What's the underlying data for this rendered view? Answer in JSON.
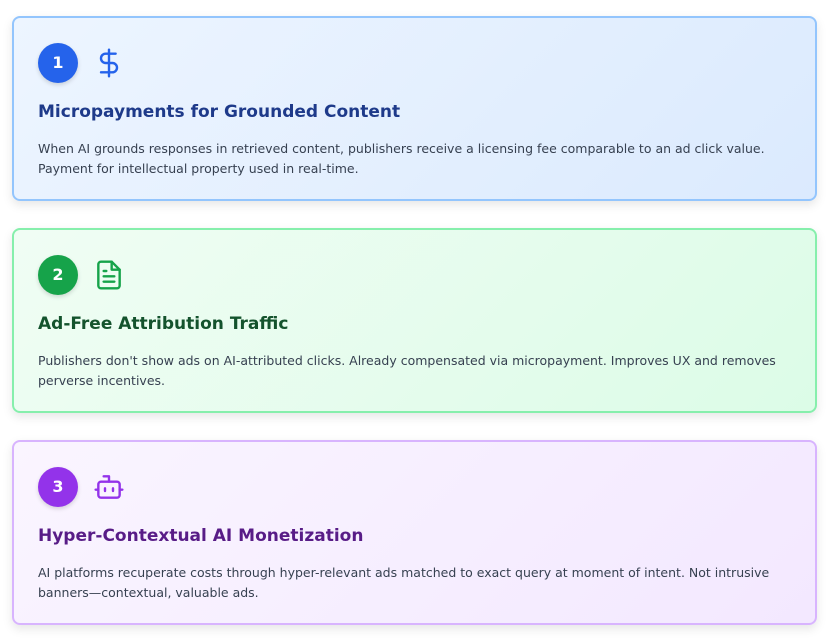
{
  "cards": [
    {
      "number": "1",
      "icon": "dollar-icon",
      "accent": "#2563eb",
      "title": "Micropayments for Grounded Content",
      "description": "When AI grounds responses in retrieved content, publishers receive a licensing fee comparable to an ad click value. Payment for intellectual property used in real-time."
    },
    {
      "number": "2",
      "icon": "document-icon",
      "accent": "#16a34a",
      "title": "Ad-Free Attribution Traffic",
      "description": "Publishers don't show ads on AI-attributed clicks. Already compensated via micropayment. Improves UX and removes perverse incentives."
    },
    {
      "number": "3",
      "icon": "robot-icon",
      "accent": "#9333ea",
      "title": "Hyper-Contextual AI Monetization",
      "description": "AI platforms recuperate costs through hyper-relevant ads matched to exact query at moment of intent. Not intrusive banners—contextual, valuable ads."
    }
  ]
}
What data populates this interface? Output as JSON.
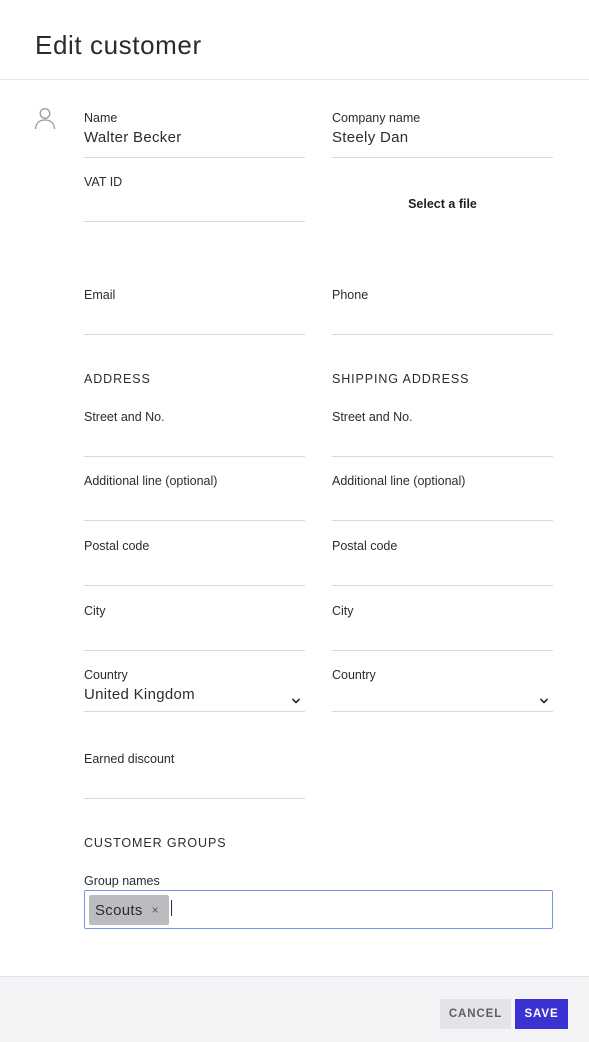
{
  "header": {
    "title": "Edit customer"
  },
  "icons": {
    "user": "user-icon",
    "select_chevron": "chevron-down-icon",
    "chip_remove": "close-icon"
  },
  "customer": {
    "name_label": "Name",
    "name_value": "Walter Becker",
    "company_label": "Company name",
    "company_value": "Steely Dan",
    "vat_label": "VAT ID",
    "vat_value": "",
    "file_button": "Select a file",
    "email_label": "Email",
    "email_value": "",
    "phone_label": "Phone",
    "phone_value": ""
  },
  "address": {
    "heading": "ADDRESS",
    "street_label": "Street and No.",
    "street_value": "",
    "additional_label": "Additional line (optional)",
    "additional_value": "",
    "postal_label": "Postal code",
    "postal_value": "",
    "city_label": "City",
    "city_value": "",
    "country_label": "Country",
    "country_value": "United Kingdom"
  },
  "shipping": {
    "heading": "SHIPPING ADDRESS",
    "street_label": "Street and No.",
    "street_value": "",
    "additional_label": "Additional line (optional)",
    "additional_value": "",
    "postal_label": "Postal code",
    "postal_value": "",
    "city_label": "City",
    "city_value": "",
    "country_label": "Country",
    "country_value": ""
  },
  "discount": {
    "label": "Earned discount",
    "value": ""
  },
  "groups": {
    "heading": "CUSTOMER GROUPS",
    "label": "Group names",
    "chips": [
      "Scouts"
    ],
    "remove_symbol": "×"
  },
  "footer": {
    "cancel_label": "CANCEL",
    "save_label": "SAVE"
  },
  "colors": {
    "accent": "#3a33d1",
    "focus_border": "#7a93e8",
    "chip_bg": "#bcbcc0"
  }
}
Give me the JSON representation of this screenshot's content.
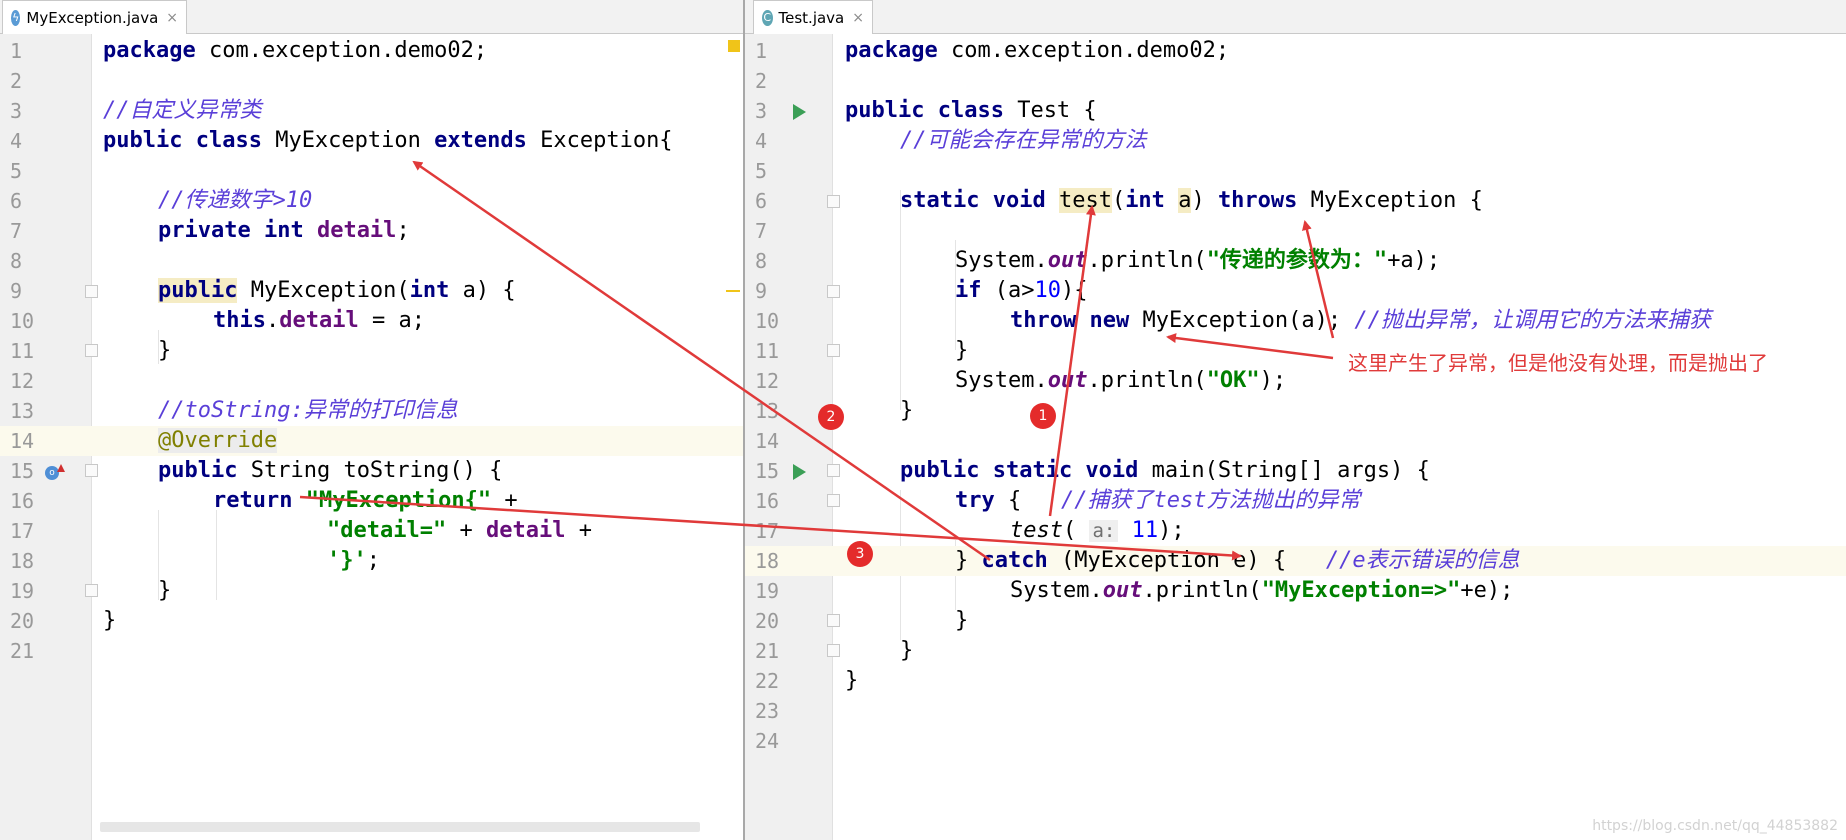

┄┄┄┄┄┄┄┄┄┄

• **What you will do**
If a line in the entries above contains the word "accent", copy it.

• **Solution for this exercise**
      "accent": "#2563eb",
      "accent": "#16a34a",
      "accent": "#9333ea",
    "accent": "#3a33d1",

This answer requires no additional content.